> [EXERCISE PROMPT]:
Could you count the lines below that include the word "this" and give only the number?

> [Records from a collection]:
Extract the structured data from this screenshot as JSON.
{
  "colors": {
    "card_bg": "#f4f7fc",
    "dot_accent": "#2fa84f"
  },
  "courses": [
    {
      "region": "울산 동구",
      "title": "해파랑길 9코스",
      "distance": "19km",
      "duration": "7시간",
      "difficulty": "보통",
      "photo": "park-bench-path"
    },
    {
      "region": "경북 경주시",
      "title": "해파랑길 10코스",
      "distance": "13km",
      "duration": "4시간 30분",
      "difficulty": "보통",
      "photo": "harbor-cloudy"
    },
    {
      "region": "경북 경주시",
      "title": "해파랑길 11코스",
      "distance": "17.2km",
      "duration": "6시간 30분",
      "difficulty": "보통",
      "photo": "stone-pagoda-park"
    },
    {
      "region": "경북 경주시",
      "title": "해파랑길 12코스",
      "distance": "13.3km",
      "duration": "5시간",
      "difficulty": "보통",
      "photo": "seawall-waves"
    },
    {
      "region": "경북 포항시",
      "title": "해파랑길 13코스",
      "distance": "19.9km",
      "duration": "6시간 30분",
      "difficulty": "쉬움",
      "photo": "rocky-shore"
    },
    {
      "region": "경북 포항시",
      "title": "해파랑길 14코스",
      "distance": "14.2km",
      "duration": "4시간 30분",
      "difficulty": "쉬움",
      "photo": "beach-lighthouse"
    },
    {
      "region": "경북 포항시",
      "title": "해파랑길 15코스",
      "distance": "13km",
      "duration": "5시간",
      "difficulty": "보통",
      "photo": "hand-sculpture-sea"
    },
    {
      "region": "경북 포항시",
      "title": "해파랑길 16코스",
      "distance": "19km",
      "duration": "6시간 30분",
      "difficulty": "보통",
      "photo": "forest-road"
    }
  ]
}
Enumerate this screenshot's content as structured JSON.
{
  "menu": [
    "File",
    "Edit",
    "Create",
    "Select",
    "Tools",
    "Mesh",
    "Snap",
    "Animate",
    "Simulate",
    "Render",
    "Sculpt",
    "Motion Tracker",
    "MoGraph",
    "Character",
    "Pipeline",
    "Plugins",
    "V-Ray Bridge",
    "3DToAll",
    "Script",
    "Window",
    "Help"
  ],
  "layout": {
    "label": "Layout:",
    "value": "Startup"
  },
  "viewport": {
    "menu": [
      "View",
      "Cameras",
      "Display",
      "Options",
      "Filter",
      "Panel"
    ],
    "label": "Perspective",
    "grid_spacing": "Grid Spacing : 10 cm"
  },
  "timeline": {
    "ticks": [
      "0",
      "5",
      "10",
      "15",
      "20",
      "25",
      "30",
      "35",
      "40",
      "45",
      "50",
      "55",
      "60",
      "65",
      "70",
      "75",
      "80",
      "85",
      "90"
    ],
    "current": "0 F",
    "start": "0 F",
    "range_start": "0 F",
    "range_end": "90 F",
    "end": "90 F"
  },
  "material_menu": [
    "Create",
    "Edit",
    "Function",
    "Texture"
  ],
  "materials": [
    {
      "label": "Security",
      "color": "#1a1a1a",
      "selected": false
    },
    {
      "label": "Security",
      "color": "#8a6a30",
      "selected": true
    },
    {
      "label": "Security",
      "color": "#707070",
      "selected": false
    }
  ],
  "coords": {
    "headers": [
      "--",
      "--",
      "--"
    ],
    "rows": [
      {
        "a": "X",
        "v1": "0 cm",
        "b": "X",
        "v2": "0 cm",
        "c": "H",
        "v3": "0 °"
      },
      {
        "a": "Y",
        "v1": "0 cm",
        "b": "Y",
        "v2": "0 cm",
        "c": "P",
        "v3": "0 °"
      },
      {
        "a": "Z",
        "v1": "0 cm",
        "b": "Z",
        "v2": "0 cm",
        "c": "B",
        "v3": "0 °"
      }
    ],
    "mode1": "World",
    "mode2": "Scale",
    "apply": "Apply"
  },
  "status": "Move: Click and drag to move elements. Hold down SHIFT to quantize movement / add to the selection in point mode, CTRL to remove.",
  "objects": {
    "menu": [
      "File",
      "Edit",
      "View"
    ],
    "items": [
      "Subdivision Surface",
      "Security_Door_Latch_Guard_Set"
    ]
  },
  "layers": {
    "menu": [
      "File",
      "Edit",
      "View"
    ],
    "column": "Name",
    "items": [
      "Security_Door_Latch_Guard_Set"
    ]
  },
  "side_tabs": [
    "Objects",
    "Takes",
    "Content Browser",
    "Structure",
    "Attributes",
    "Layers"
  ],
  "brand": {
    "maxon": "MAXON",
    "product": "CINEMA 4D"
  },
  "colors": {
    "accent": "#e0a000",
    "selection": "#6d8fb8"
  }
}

> [SOLVED PROBLEM]:
2